[Dataset rows for apps and sites]
┌──
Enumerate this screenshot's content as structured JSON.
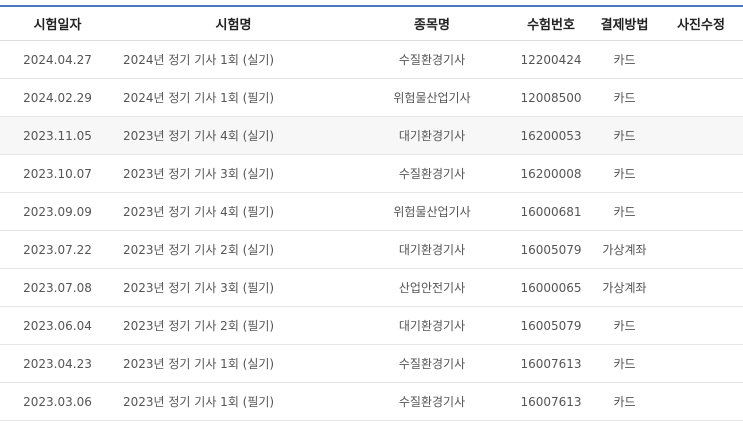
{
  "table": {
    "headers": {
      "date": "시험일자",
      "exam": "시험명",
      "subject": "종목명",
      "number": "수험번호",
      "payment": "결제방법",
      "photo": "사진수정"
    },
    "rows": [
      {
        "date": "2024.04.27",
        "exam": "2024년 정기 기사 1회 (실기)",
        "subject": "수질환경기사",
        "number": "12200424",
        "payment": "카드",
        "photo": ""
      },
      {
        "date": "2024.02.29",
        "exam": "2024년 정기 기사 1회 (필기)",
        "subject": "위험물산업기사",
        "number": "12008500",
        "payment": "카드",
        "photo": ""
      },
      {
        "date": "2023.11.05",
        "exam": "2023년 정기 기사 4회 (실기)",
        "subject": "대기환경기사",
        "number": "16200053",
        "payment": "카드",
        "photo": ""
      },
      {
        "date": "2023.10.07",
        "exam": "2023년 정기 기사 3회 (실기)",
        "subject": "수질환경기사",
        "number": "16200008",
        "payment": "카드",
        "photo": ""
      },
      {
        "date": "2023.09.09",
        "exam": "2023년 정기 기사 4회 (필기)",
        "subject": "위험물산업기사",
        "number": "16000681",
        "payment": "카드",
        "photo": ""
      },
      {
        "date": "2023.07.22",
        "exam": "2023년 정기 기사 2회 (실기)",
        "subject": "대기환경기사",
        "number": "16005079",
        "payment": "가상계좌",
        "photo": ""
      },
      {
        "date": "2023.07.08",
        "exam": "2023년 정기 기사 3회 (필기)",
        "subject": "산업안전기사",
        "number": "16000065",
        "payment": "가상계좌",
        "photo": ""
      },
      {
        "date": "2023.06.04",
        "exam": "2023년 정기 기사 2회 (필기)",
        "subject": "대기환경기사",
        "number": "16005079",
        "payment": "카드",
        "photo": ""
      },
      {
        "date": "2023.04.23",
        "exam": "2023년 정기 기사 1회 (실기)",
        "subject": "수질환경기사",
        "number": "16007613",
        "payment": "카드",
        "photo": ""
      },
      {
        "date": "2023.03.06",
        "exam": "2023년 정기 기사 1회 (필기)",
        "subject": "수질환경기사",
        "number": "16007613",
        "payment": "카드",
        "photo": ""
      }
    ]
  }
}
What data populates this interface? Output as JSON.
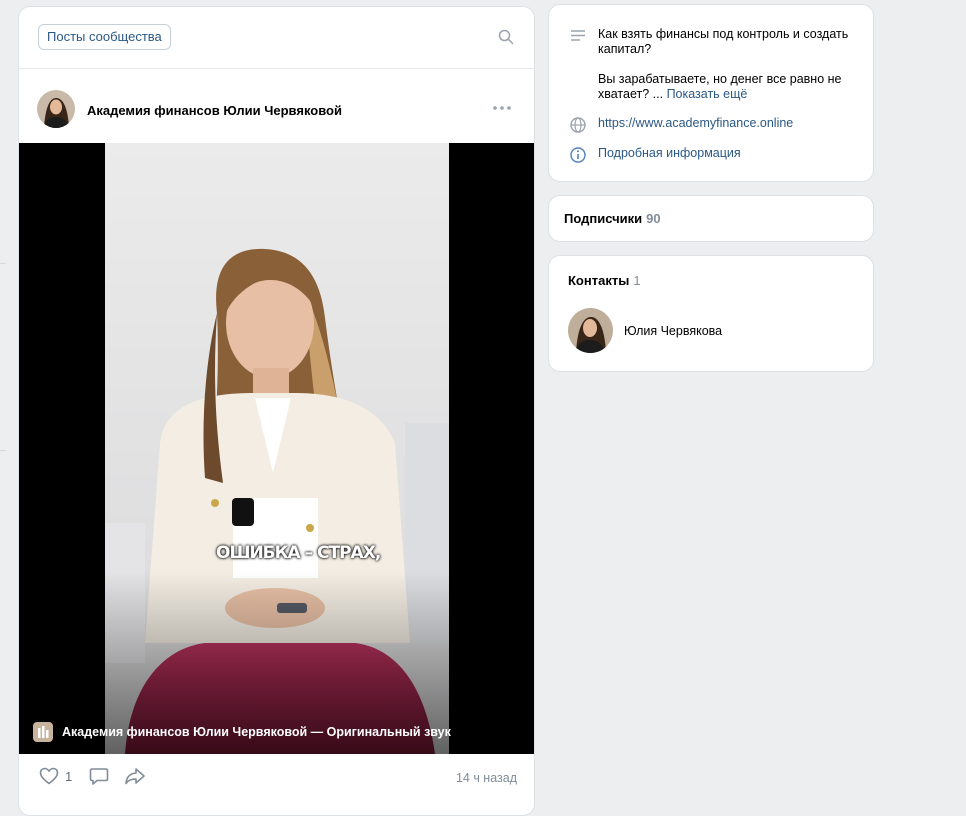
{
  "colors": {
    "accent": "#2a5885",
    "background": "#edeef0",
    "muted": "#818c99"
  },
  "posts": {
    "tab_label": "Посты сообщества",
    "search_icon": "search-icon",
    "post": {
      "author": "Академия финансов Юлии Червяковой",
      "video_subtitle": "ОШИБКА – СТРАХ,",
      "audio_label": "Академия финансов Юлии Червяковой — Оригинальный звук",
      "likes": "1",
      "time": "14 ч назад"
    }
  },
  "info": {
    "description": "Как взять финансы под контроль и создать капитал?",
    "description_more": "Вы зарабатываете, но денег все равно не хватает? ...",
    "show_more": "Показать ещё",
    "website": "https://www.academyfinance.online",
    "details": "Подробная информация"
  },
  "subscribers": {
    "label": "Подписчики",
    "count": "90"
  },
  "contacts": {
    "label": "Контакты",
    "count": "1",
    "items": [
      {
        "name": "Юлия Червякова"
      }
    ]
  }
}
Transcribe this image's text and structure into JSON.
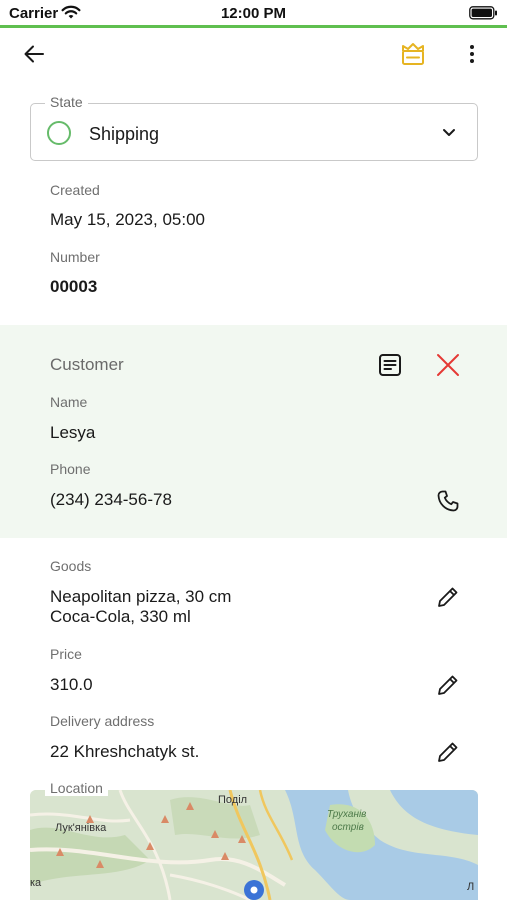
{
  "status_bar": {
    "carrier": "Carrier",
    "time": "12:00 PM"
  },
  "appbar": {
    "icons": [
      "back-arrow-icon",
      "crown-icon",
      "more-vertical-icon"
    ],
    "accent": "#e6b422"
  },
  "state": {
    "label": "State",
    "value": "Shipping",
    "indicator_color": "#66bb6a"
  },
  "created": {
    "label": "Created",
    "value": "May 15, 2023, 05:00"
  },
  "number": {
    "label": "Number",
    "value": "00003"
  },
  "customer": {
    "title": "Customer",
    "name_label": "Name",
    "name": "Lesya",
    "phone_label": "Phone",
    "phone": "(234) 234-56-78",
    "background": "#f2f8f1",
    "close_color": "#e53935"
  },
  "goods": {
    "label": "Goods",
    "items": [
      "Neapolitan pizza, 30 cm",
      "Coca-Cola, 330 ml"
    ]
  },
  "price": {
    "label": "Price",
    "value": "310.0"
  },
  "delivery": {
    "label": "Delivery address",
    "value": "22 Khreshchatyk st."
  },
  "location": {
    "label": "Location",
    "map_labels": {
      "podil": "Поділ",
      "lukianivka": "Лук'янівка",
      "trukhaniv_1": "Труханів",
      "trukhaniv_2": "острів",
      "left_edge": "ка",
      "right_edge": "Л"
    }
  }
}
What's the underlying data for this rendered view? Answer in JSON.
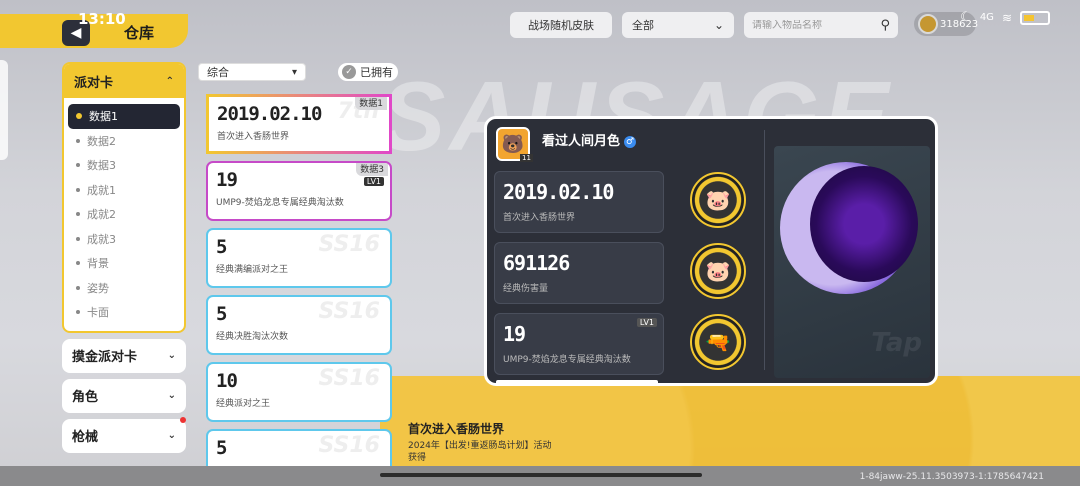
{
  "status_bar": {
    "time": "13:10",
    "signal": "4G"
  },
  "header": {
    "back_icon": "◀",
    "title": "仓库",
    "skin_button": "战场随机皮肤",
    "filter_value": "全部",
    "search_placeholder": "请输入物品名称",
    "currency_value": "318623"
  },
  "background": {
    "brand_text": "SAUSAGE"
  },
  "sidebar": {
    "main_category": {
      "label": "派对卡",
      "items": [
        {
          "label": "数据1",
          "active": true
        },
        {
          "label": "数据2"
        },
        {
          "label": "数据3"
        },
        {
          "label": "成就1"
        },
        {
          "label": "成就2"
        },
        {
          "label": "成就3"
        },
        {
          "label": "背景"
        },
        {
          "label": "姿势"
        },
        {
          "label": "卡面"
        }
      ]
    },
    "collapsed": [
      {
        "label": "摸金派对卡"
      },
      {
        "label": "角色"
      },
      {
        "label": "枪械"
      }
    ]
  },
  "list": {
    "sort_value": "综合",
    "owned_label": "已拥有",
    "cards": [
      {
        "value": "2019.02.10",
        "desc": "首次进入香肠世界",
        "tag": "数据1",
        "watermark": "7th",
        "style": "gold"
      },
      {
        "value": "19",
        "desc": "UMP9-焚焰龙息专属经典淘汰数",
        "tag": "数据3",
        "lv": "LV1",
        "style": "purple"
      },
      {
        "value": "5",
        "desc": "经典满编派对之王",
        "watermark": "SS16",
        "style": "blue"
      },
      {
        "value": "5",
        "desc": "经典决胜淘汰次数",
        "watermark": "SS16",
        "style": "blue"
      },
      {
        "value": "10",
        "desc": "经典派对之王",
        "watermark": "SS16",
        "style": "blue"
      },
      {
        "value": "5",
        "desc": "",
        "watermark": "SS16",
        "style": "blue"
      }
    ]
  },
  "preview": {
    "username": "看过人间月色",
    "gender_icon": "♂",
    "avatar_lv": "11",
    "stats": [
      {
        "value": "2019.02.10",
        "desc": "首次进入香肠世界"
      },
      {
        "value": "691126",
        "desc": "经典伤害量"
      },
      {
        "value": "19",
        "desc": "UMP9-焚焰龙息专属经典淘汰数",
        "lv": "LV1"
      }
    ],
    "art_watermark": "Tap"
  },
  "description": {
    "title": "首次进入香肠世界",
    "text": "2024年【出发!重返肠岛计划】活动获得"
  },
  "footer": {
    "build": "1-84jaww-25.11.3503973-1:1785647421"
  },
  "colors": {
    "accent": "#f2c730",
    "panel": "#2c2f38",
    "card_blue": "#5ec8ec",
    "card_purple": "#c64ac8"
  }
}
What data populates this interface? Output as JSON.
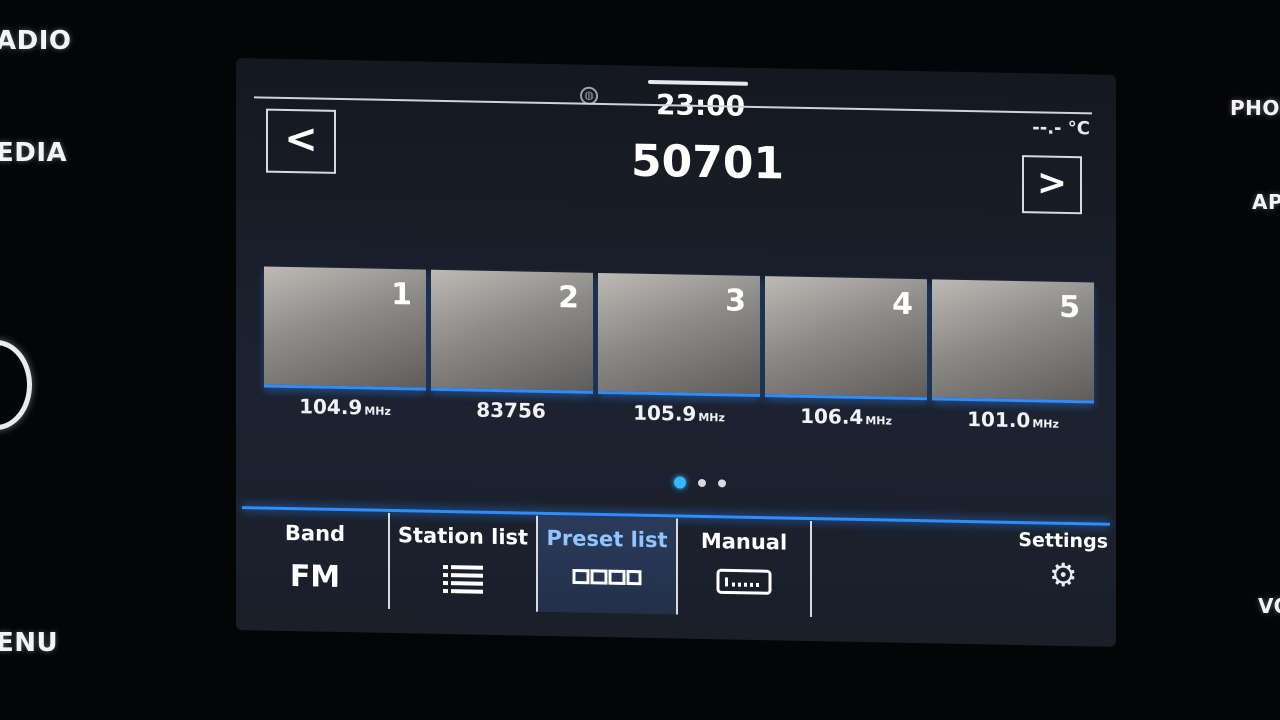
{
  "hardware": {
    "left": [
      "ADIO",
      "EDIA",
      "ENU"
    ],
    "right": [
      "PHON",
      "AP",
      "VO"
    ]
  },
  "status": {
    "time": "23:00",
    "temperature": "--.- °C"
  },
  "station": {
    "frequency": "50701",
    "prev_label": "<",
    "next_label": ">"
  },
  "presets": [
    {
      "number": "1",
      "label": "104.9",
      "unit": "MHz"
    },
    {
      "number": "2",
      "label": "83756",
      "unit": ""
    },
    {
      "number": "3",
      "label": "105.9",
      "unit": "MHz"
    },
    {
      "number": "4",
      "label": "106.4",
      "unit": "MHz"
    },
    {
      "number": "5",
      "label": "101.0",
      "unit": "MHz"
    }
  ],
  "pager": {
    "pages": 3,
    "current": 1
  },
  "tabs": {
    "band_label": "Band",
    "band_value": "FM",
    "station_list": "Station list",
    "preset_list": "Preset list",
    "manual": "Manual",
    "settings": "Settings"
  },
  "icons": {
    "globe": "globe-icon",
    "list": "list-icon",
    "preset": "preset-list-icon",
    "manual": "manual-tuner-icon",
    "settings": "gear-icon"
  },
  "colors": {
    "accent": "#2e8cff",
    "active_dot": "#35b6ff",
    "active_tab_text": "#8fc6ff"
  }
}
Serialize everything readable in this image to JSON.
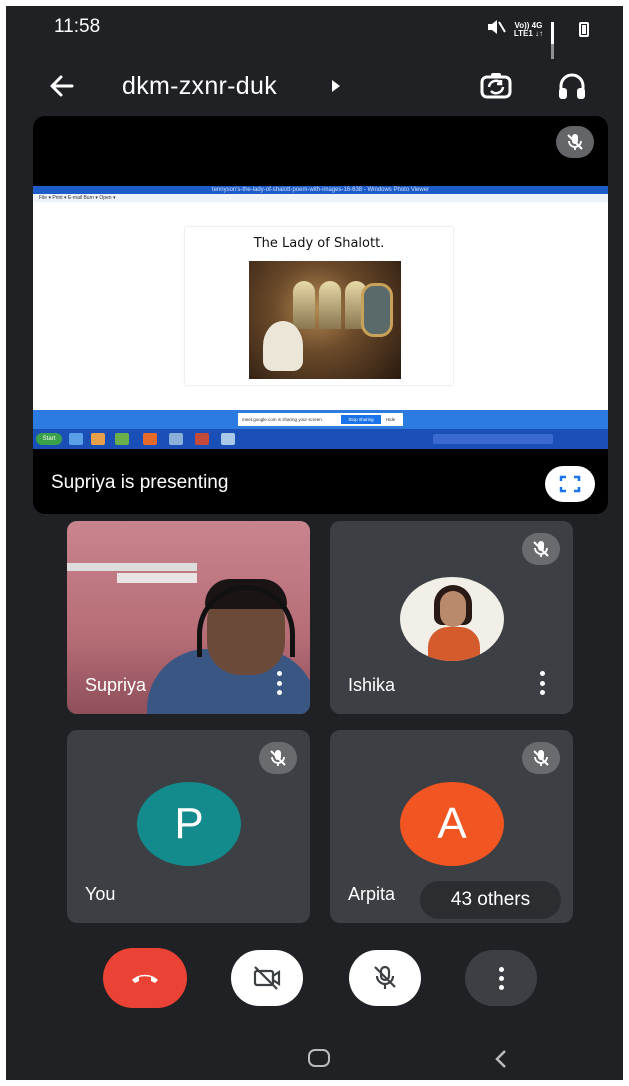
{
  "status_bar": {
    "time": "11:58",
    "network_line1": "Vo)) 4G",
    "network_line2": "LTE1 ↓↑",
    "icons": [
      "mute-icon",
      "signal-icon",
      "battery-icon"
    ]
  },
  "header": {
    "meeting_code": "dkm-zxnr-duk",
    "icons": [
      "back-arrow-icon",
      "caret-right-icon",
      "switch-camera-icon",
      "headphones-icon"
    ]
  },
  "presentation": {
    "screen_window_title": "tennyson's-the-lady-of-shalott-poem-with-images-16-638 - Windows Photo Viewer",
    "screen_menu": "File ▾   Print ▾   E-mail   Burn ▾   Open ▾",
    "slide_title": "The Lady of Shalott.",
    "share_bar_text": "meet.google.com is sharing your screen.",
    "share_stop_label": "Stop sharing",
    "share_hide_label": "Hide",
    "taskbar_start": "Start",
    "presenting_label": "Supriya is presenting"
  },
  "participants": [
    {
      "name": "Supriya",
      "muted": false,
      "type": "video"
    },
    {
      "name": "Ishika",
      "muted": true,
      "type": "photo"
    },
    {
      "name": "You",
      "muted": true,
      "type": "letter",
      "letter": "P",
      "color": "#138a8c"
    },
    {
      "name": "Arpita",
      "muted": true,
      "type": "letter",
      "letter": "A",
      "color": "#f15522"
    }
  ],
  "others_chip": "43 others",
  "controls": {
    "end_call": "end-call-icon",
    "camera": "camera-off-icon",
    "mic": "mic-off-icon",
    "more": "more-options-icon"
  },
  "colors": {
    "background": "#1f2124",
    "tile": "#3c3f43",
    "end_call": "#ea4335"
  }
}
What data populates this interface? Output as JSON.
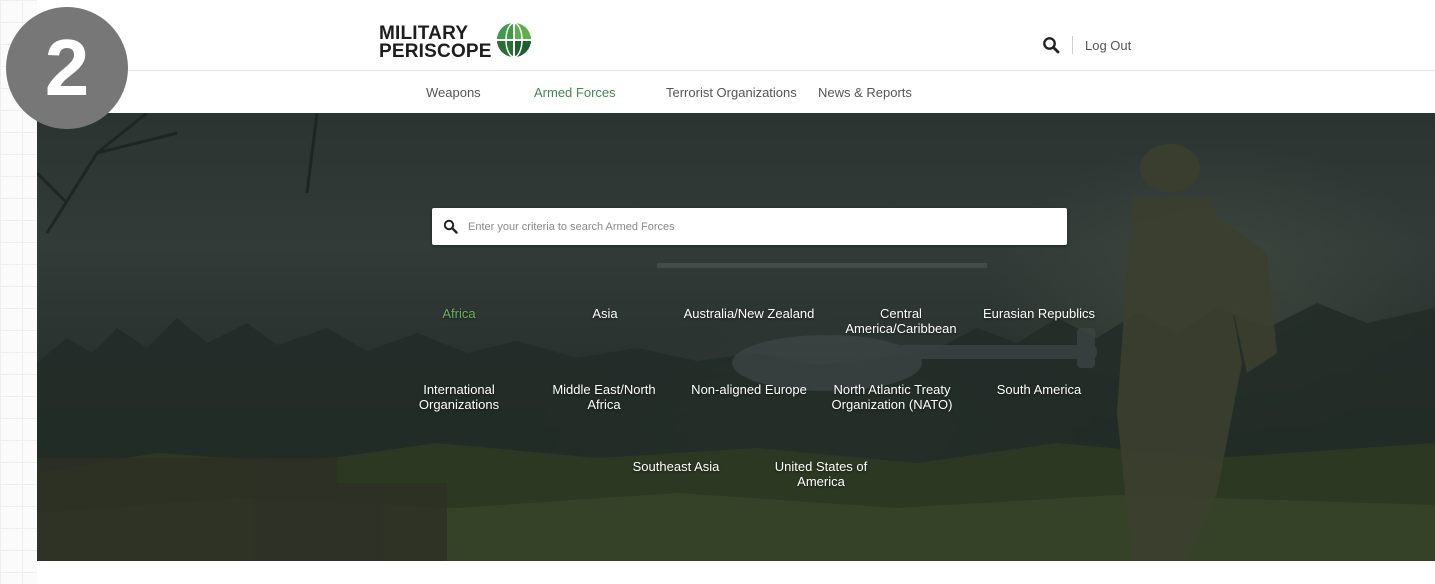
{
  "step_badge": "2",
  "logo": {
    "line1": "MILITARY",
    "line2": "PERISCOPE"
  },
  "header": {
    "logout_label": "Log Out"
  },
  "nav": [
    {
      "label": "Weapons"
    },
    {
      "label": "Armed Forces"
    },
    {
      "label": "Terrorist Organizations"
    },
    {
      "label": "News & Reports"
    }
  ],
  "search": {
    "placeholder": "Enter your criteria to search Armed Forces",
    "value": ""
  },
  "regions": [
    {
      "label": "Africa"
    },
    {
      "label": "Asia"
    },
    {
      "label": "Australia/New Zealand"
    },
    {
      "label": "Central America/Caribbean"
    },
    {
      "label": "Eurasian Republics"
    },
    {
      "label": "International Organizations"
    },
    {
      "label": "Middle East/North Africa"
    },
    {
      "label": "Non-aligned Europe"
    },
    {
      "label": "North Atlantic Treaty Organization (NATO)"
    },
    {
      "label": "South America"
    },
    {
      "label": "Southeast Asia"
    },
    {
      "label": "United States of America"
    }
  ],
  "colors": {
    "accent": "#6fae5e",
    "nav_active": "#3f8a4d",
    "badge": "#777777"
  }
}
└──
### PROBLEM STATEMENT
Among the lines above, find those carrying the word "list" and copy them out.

### TASK SOLUTION
  "list": {
    "station_list": "Station list",
    "preset_list": "Preset list",
    "list": "list-icon",
    "preset": "preset-list-icon",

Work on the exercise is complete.